Of course, good parenting goes beyond modeling God’s love in our marriages. It also involves specific skills. In Ephesians 6:4 Paul writes, “Fathers, do not exasperate your children; instead, bring them up in the training and instruction of the Lord.”

Fathers’ abuse of their children is an ageold problem. Paul warned fathers against exasperating-or embittering-their children, “or they [the children] will become discouraged” (Col. 3:21). When I pray for people with serious spiritual, emotional, or physical problems I frequently uncover childhood abuse from their parents.

In recent years the media have acquainted us with obvious forms of abuse, especially beating and sexual molestation. But I suspect a more widespread problem is the breaking of children’s spirits from constant criticism, rebuke, nagging, and cruel discipline. By exercising strict control over their children as they get older, parents communicate mistrust for and a lack of confidence in them.

The prescription for abusive authority isn’t doing away with authority. It’s loving discipline. After warning fathers against exasperating their children, Paul instructed them to “bring them up in the training and instruction of the Lord” (Eph. 6:4). The Greek words translated here “training” and “instruction” mean education by discipline and admonition.

The first term, training, implies much more than merely imparting knowledge; it’s a tough term that incorporates discipline. Of course, the training is in Christian living, with the goal in mind that when children are adults they are equipped to live fully for God. The picture Paul paints of a loving father is similar to that of a caring shepherd. Like a pastor with those in his care, a father’s goal too should be to train younger Christians so that they can love God fully. Shepherds cannot do this unless they exercise loving authority.

Fathers’ failure to exercise loving authority makes it difficult for children to receive discipline from their heavenly Father. The writer of Hebrews says discipline from God is a sign that he loves us: “My son, do not make light of the Lord’s discipline, and do not lose heart when he rebukes you, because the Lord disciplines those he loves, and he punishes everyone he accepts as a son” (Heb. 12:66, quoted from Prov. 3:11,12).

The Greek word translated “discipline” in this passage is the same word Paul used in Ephesians 6:4, where he instructed fathers to train their children. If we have received loving discipline from our fathers, it is much easier to receive it from our heavenly Father; if out of reaction to childhood abuse we run from God’s discipline we will miss out on “a harvest of righteousness and peace for those who have been trained by it” (Heb. 12:11).

A striking example of a poor harvest can be seen in the lives of Eli, Samuel, and David in the Old Testament. Eli failed to discipline his sons, and his whole house reaped judgment (1 Sam. 3:1213). Then Eli mentored Samuel, and Samuel also failed to discipline his sons (1 Sam. X:3). Finally, Samuel was King David’s spiritual father, and David likewise failed miserably with his children (1 Kings 1:6; 2 Sam. 13:21).

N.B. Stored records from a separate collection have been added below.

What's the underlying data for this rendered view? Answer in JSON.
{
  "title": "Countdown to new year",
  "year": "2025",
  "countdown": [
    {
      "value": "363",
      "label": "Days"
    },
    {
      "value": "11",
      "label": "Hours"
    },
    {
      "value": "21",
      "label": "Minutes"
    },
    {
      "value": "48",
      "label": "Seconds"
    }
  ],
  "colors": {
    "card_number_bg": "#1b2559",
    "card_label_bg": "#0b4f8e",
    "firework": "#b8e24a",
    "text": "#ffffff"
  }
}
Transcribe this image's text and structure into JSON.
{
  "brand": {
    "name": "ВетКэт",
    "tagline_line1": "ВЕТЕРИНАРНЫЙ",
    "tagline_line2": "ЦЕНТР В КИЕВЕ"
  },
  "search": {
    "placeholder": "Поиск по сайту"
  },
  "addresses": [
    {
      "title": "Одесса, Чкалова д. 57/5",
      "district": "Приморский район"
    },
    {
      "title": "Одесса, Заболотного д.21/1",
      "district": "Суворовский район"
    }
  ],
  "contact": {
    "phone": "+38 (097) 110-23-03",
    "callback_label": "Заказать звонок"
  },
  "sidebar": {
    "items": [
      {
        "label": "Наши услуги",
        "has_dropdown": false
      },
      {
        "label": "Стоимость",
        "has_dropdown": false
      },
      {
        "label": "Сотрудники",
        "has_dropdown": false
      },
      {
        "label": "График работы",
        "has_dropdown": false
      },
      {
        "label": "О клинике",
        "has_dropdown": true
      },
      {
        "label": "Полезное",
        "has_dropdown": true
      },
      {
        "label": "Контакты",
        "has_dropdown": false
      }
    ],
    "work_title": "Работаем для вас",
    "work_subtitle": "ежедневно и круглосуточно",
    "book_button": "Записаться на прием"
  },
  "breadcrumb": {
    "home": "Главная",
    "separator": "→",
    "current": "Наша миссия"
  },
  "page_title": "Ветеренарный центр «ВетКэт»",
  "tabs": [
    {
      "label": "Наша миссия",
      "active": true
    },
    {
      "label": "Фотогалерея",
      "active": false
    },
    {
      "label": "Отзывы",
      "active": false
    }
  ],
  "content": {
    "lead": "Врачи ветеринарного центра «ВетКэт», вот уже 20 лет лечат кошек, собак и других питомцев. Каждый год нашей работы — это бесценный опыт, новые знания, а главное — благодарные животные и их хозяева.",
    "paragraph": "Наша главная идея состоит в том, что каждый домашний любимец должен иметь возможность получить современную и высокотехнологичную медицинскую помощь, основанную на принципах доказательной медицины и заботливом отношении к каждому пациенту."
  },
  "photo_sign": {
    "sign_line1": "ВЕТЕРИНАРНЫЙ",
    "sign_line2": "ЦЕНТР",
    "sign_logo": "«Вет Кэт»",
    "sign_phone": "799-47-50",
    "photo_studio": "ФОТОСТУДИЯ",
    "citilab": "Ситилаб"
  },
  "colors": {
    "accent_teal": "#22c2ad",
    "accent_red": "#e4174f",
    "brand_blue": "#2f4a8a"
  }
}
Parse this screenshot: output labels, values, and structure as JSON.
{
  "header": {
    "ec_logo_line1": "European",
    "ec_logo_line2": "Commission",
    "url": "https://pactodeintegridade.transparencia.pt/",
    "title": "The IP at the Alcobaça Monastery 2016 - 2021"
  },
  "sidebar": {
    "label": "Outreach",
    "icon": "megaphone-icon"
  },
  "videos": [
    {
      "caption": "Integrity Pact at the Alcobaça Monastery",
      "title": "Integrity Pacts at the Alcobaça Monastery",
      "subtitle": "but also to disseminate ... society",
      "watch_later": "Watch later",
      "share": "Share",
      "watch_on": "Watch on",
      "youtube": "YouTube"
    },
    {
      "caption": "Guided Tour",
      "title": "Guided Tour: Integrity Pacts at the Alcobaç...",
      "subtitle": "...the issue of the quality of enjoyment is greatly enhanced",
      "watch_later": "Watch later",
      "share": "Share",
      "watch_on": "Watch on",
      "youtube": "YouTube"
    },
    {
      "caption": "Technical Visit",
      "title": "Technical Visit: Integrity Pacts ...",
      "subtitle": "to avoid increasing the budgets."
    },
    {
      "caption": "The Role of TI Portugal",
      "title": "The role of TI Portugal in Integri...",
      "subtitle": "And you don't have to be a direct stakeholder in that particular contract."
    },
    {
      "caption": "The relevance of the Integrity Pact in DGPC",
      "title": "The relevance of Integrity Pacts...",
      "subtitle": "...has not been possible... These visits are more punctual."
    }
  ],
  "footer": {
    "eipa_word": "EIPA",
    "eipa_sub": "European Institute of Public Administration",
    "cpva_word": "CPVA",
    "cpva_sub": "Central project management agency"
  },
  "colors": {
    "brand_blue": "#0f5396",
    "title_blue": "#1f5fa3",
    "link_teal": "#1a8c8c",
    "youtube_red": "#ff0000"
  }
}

Of course, children have a responsibility to obey their parents. Ephesians 6:13 says, “Children, obey your parents in the Lord, for this is right. Honor your father and mother-which is the first commandment with a promise-that it may go well with you and that you may enjoy long life on the earth.”

Western culture encourages children to disrespect their parents and reject their instruction. Almost all forms of discipline or restriction are considered cruel and “limiting to a child’s potential.” In Sweden parents can be arrested for spanking their children!

But Scripture is clear: children are to respect, honor, and receive from their parents the discipline and instruction of the Lord. The purpose is that the children might grow up to be strong citizens of the kingdom of God, be blessed, and live long lives.

The keys to strengthening family life are found in Scripture. If we were to put into action these simple principles, we could overcome many of the challenges that Christian families face today. And we would pass along a heritage to our children that would prepare them for the unique challenges of the twentyfirst century.